*Work order*
A verbatim copy of the whole listing is what is needed.

*Data for analysis*
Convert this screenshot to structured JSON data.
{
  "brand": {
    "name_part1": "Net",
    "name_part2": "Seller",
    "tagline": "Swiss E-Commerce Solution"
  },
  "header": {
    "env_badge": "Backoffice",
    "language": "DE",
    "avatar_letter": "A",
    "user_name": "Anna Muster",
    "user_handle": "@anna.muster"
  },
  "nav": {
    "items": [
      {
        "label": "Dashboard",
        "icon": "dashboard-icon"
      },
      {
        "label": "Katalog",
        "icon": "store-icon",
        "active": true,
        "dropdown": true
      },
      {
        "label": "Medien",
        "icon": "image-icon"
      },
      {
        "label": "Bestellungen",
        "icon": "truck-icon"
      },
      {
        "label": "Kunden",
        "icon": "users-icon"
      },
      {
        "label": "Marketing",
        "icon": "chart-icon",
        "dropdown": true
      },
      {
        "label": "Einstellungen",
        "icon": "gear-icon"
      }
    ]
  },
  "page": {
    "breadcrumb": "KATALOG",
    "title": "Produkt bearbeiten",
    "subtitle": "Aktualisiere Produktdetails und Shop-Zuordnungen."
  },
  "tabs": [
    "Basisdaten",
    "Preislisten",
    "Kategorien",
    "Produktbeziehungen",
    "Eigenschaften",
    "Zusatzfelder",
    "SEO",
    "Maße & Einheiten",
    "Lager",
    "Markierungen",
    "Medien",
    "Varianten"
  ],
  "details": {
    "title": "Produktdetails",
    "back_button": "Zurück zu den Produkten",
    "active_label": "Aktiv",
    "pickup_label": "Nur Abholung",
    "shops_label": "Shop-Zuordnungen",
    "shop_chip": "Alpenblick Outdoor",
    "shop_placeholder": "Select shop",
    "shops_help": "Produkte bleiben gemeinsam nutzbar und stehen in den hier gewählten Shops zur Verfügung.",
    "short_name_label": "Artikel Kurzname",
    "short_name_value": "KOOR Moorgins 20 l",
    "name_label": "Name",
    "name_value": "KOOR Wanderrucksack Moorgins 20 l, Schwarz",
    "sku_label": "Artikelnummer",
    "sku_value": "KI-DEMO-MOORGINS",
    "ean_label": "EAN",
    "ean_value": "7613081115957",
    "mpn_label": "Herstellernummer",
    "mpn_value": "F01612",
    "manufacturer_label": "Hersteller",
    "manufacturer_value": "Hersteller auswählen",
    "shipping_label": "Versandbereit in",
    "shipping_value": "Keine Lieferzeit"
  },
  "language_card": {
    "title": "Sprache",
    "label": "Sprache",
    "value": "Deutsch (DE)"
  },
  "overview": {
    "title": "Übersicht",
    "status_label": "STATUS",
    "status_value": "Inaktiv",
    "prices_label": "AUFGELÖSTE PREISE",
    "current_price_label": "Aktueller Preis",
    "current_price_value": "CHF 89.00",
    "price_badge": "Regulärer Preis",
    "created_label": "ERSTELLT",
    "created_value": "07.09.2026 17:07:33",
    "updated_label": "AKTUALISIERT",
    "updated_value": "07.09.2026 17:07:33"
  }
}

*Solution to the problem*
Convert this screenshot to structured JSON data.
{
  "brand": {
    "name_part1": "Net",
    "name_part2": "Seller",
    "tagline": "Swiss E-Commerce Solution"
  },
  "header": {
    "env_badge": "Backoffice",
    "language": "DE",
    "avatar_letter": "A",
    "user_name": "Anna Muster",
    "user_handle": "@anna.muster"
  },
  "nav": {
    "items": [
      {
        "label": "Dashboard",
        "icon": "dashboard-icon"
      },
      {
        "label": "Katalog",
        "icon": "store-icon",
        "active": true,
        "dropdown": true
      },
      {
        "label": "Medien",
        "icon": "image-icon"
      },
      {
        "label": "Bestellungen",
        "icon": "truck-icon"
      },
      {
        "label": "Kunden",
        "icon": "users-icon"
      },
      {
        "label": "Marketing",
        "icon": "chart-icon",
        "dropdown": true
      },
      {
        "label": "Einstellungen",
        "icon": "gear-icon"
      }
    ]
  },
  "page": {
    "breadcrumb": "KATALOG",
    "title": "Produkt bearbeiten",
    "subtitle": "Aktualisiere Produktdetails und Shop-Zuordnungen."
  },
  "tabs": [
    "Basisdaten",
    "Preislisten",
    "Kategorien",
    "Produktbeziehungen",
    "Eigenschaften",
    "Zusatzfelder",
    "SEO",
    "Maße & Einheiten",
    "Lager",
    "Markierungen",
    "Medien",
    "Varianten"
  ],
  "details": {
    "title": "Produktdetails",
    "back_button": "Zurück zu den Produkten",
    "active_label": "Aktiv",
    "pickup_label": "Nur Abholung",
    "shops_label": "Shop-Zuordnungen",
    "shop_chip": "Alpenblick Outdoor",
    "shop_placeholder": "Select shop",
    "shops_help": "Produkte bleiben gemeinsam nutzbar und stehen in den hier gewählten Shops zur Verfügung.",
    "short_name_label": "Artikel Kurzname",
    "short_name_value": "KOOR Moorgins 20 l",
    "name_label": "Name",
    "name_value": "KOOR Wanderrucksack Moorgins 20 l, Schwarz",
    "sku_label": "Artikelnummer",
    "sku_value": "KI-DEMO-MOORGINS",
    "ean_label": "EAN",
    "ean_value": "7613081115957",
    "mpn_label": "Herstellernummer",
    "mpn_value": "F01612",
    "manufacturer_label": "Hersteller",
    "manufacturer_value": "Hersteller auswählen",
    "shipping_label": "Versandbereit in",
    "shipping_value": "Keine Lieferzeit"
  },
  "language_card": {
    "title": "Sprache",
    "label": "Sprache",
    "value": "Deutsch (DE)"
  },
  "overview": {
    "title": "Übersicht",
    "status_label": "STATUS",
    "status_value": "Inaktiv",
    "prices_label": "AUFGELÖSTE PREISE",
    "current_price_label": "Aktueller Preis",
    "current_price_value": "CHF 89.00",
    "price_badge": "Regulärer Preis",
    "created_label": "ERSTELLT",
    "created_value": "07.09.2026 17:07:33",
    "updated_label": "AKTUALISIERT",
    "updated_value": "07.09.2026 17:07:33"
  }
}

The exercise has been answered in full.